The entry below is reprinted from the Engaging Places blog
. In my experience these kinds of interpretation/cultural heritage workshops can be an incredibly rich and quick way to significantly understand and undertake cultural heritage interpretation projects. This one sounds particularly interesting and is inexpensive besides (other than the lodging and travel).
It's also a great time to visit Charleston, SC. There, the Preservation Society of Charleston has a public storefront on King Street, the main shopping street. It's a very public presence promoting historic preservation and an example that I wish more historic preservation groups would adopt.

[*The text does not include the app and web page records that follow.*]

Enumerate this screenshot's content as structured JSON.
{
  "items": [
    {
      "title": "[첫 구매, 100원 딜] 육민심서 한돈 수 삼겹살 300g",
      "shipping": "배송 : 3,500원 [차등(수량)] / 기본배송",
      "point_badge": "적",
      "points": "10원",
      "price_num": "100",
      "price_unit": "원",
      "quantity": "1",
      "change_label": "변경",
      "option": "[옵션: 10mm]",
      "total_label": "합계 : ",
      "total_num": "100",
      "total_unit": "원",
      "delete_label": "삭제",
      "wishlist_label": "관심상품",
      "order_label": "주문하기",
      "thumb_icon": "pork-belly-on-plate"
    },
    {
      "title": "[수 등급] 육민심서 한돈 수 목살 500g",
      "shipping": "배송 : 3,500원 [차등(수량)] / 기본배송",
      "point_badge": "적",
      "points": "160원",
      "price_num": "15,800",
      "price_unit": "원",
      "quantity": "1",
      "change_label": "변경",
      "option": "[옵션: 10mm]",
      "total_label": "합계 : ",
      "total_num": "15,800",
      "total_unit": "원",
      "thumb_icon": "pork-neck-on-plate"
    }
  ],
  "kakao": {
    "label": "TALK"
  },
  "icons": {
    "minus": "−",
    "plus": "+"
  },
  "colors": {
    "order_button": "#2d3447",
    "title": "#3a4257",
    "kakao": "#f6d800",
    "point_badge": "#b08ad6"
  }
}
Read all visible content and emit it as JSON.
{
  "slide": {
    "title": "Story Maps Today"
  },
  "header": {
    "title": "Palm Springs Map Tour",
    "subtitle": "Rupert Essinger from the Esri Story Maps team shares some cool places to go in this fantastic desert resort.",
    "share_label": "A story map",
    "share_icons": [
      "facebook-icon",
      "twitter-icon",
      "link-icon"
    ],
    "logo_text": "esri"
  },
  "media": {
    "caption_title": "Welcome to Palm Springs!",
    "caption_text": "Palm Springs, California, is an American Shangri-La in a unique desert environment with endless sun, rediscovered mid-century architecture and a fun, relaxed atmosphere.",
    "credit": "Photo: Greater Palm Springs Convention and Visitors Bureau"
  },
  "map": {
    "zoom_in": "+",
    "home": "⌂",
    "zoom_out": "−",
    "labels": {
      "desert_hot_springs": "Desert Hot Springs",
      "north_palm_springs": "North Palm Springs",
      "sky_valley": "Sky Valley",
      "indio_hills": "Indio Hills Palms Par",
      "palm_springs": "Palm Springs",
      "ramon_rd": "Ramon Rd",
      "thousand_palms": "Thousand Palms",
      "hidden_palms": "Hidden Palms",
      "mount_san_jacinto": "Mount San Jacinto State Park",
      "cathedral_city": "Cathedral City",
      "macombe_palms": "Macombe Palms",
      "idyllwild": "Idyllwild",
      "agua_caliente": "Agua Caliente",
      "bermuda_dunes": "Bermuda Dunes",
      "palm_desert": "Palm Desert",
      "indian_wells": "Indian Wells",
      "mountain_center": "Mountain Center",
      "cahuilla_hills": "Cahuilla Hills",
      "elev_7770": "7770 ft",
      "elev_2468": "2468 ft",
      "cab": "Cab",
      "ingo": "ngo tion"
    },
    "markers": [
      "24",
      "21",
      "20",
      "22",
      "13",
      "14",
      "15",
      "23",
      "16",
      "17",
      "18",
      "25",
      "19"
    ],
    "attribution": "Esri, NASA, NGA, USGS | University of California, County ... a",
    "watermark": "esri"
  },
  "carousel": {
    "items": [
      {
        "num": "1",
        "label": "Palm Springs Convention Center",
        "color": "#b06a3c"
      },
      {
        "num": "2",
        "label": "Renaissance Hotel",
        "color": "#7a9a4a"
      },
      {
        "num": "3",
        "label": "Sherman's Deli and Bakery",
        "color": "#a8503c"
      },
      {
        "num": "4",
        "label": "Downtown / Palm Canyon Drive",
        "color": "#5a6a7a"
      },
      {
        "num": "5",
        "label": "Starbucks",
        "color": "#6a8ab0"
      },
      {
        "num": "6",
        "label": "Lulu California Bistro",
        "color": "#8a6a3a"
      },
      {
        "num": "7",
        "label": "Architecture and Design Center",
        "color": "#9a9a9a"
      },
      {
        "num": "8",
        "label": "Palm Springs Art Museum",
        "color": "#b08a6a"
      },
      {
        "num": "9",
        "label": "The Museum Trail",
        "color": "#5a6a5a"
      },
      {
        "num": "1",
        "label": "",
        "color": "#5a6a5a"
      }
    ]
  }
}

Charleston is the home of the modern vernacular/neighborhood historic preservation movement, spurred by the actions of Susan Pringle Frost
. Ironically, besides being a response to disinvestment, it was a response to the "incursion" of gas stations in neighborhoods. In 1931, Charleston passed legislation creating the country's first neighborhood historic district.
Interpreting African American History Workshop offered in January 2017, Charleston, SC
Charleston is an ideal place to study historic sites
and African American history because of the diversity of interpretive methods used in the region (plus it’s a wonderful place to be in January). The 32-hour workshop includes:
- The history of the interpretation profession
- The principles of interpretation
- The thematic approach to developing and delivering interpretation that connects audiences to historical resources in meaningful ways
- Current literature in the field of interpretation
In addition to the training course, the workshop will include 18 hours visiting and analyzing the interpretation of African American history and culture, including methodology, at a variety of historic sites in Charleston. Upon completion, participants receive Interpretive Guide Certification from the National Association for Interpretation.
Registration is $300 and includes tuition, most meals, lodging, and local travel. Applications
must be received by Monday, November 21, 2016 by 5 pm EST and applicants must be members of the Association of African American Museums (not a member? It’s easy to join
for $55 as individuals). Note:
the application process is competitive and extensive, so this is not a last-minute process.
Labels: cultural heritage/tourism, cultural planning, museums, tourism planning, urban history